+++ MATERIAL SHOWN

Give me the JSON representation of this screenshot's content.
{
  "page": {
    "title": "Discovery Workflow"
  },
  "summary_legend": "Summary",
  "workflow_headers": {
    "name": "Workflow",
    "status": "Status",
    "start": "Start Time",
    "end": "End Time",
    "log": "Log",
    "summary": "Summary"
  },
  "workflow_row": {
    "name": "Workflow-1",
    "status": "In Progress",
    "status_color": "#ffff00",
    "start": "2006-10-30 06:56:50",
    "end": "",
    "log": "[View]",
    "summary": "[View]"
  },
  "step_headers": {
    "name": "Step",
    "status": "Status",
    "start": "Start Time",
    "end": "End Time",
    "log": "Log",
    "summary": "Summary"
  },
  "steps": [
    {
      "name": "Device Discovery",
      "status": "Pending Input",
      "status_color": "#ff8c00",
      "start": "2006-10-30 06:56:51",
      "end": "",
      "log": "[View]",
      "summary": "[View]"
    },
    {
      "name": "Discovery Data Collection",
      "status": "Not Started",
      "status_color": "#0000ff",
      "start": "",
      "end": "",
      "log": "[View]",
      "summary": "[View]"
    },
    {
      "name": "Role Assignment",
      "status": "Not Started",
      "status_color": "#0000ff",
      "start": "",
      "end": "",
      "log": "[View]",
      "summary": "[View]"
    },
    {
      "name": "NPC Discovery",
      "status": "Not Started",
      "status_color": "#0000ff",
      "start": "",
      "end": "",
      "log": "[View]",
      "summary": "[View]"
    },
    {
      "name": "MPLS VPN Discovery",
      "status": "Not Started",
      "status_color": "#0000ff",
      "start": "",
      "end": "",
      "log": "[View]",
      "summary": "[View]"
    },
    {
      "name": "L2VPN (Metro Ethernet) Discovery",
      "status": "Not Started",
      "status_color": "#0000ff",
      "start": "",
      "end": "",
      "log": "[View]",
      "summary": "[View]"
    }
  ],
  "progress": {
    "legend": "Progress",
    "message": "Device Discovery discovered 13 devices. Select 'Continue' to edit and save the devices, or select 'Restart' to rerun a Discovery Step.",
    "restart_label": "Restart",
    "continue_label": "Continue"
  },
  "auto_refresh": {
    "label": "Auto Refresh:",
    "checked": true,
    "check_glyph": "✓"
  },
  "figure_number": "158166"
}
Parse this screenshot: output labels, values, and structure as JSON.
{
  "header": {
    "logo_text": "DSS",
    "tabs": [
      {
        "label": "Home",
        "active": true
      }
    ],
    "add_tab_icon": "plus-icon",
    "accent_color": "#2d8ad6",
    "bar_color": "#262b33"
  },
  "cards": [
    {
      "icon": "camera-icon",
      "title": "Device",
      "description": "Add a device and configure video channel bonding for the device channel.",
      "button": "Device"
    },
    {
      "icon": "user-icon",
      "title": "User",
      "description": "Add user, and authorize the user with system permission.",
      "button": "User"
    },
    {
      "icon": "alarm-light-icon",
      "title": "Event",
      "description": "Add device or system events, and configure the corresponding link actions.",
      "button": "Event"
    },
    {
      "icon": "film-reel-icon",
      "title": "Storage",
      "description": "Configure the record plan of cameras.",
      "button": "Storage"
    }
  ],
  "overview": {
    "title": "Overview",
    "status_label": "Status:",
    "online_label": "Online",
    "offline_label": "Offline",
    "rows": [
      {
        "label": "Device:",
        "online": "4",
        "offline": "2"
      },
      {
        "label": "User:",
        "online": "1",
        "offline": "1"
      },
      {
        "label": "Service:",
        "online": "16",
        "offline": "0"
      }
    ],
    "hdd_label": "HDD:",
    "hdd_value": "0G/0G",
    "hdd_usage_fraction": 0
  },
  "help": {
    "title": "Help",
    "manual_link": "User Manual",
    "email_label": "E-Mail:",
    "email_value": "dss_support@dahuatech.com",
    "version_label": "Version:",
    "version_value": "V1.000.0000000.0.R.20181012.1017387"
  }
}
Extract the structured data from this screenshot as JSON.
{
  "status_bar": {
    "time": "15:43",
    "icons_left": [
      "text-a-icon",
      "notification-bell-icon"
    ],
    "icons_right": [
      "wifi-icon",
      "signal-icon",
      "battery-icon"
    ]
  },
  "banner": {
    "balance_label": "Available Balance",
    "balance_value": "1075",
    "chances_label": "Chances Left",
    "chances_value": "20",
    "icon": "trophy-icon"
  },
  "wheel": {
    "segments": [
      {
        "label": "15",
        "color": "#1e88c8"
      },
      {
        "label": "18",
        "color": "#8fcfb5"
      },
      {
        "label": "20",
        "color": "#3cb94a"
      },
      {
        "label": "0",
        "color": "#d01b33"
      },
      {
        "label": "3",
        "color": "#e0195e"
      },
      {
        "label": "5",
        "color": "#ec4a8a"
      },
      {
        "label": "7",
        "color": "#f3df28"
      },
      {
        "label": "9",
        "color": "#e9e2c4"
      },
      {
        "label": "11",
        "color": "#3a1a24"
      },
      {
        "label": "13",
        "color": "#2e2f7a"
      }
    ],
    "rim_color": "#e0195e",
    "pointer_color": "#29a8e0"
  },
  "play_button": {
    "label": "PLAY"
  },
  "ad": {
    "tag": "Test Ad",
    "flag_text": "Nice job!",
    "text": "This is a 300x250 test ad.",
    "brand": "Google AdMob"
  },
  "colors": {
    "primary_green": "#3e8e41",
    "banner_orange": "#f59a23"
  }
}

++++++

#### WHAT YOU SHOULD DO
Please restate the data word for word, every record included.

#### YOUR RESPONSE
Give me the JSON representation of this screenshot's content.
{
  "page": {
    "title": "Discovery Workflow"
  },
  "summary_legend": "Summary",
  "workflow_headers": {
    "name": "Workflow",
    "status": "Status",
    "start": "Start Time",
    "end": "End Time",
    "log": "Log",
    "summary": "Summary"
  },
  "workflow_row": {
    "name": "Workflow-1",
    "status": "In Progress",
    "status_color": "#ffff00",
    "start": "2006-10-30 06:56:50",
    "end": "",
    "log": "[View]",
    "summary": "[View]"
  },
  "step_headers": {
    "name": "Step",
    "status": "Status",
    "start": "Start Time",
    "end": "End Time",
    "log": "Log",
    "summary": "Summary"
  },
  "steps": [
    {
      "name": "Device Discovery",
      "status": "Pending Input",
      "status_color": "#ff8c00",
      "start": "2006-10-30 06:56:51",
      "end": "",
      "log": "[View]",
      "summary": "[View]"
    },
    {
      "name": "Discovery Data Collection",
      "status": "Not Started",
      "status_color": "#0000ff",
      "start": "",
      "end": "",
      "log": "[View]",
      "summary": "[View]"
    },
    {
      "name": "Role Assignment",
      "status": "Not Started",
      "status_color": "#0000ff",
      "start": "",
      "end": "",
      "log": "[View]",
      "summary": "[View]"
    },
    {
      "name": "NPC Discovery",
      "status": "Not Started",
      "status_color": "#0000ff",
      "start": "",
      "end": "",
      "log": "[View]",
      "summary": "[View]"
    },
    {
      "name": "MPLS VPN Discovery",
      "status": "Not Started",
      "status_color": "#0000ff",
      "start": "",
      "end": "",
      "log": "[View]",
      "summary": "[View]"
    },
    {
      "name": "L2VPN (Metro Ethernet) Discovery",
      "status": "Not Started",
      "status_color": "#0000ff",
      "start": "",
      "end": "",
      "log": "[View]",
      "summary": "[View]"
    }
  ],
  "progress": {
    "legend": "Progress",
    "message": "Device Discovery discovered 13 devices. Select 'Continue' to edit and save the devices, or select 'Restart' to rerun a Discovery Step.",
    "restart_label": "Restart",
    "continue_label": "Continue"
  },
  "auto_refresh": {
    "label": "Auto Refresh:",
    "checked": true,
    "check_glyph": "✓"
  },
  "figure_number": "158166"
}
Parse this screenshot: output labels, values, and structure as JSON.
{
  "header": {
    "logo_text": "DSS",
    "tabs": [
      {
        "label": "Home",
        "active": true
      }
    ],
    "add_tab_icon": "plus-icon",
    "accent_color": "#2d8ad6",
    "bar_color": "#262b33"
  },
  "cards": [
    {
      "icon": "camera-icon",
      "title": "Device",
      "description": "Add a device and configure video channel bonding for the device channel.",
      "button": "Device"
    },
    {
      "icon": "user-icon",
      "title": "User",
      "description": "Add user, and authorize the user with system permission.",
      "button": "User"
    },
    {
      "icon": "alarm-light-icon",
      "title": "Event",
      "description": "Add device or system events, and configure the corresponding link actions.",
      "button": "Event"
    },
    {
      "icon": "film-reel-icon",
      "title": "Storage",
      "description": "Configure the record plan of cameras.",
      "button": "Storage"
    }
  ],
  "overview": {
    "title": "Overview",
    "status_label": "Status:",
    "online_label": "Online",
    "offline_label": "Offline",
    "rows": [
      {
        "label": "Device:",
        "online": "4",
        "offline": "2"
      },
      {
        "label": "User:",
        "online": "1",
        "offline": "1"
      },
      {
        "label": "Service:",
        "online": "16",
        "offline": "0"
      }
    ],
    "hdd_label": "HDD:",
    "hdd_value": "0G/0G",
    "hdd_usage_fraction": 0
  },
  "help": {
    "title": "Help",
    "manual_link": "User Manual",
    "email_label": "E-Mail:",
    "email_value": "dss_support@dahuatech.com",
    "version_label": "Version:",
    "version_value": "V1.000.0000000.0.R.20181012.1017387"
  }
}
Extract the structured data from this screenshot as JSON.
{
  "status_bar": {
    "time": "15:43",
    "icons_left": [
      "text-a-icon",
      "notification-bell-icon"
    ],
    "icons_right": [
      "wifi-icon",
      "signal-icon",
      "battery-icon"
    ]
  },
  "banner": {
    "balance_label": "Available Balance",
    "balance_value": "1075",
    "chances_label": "Chances Left",
    "chances_value": "20",
    "icon": "trophy-icon"
  },
  "wheel": {
    "segments": [
      {
        "label": "15",
        "color": "#1e88c8"
      },
      {
        "label": "18",
        "color": "#8fcfb5"
      },
      {
        "label": "20",
        "color": "#3cb94a"
      },
      {
        "label": "0",
        "color": "#d01b33"
      },
      {
        "label": "3",
        "color": "#e0195e"
      },
      {
        "label": "5",
        "color": "#ec4a8a"
      },
      {
        "label": "7",
        "color": "#f3df28"
      },
      {
        "label": "9",
        "color": "#e9e2c4"
      },
      {
        "label": "11",
        "color": "#3a1a24"
      },
      {
        "label": "13",
        "color": "#2e2f7a"
      }
    ],
    "rim_color": "#e0195e",
    "pointer_color": "#29a8e0"
  },
  "play_button": {
    "label": "PLAY"
  },
  "ad": {
    "tag": "Test Ad",
    "flag_text": "Nice job!",
    "text": "This is a 300x250 test ad.",
    "brand": "Google AdMob"
  },
  "colors": {
    "primary_green": "#3e8e41",
    "banner_orange": "#f59a23"
  }
}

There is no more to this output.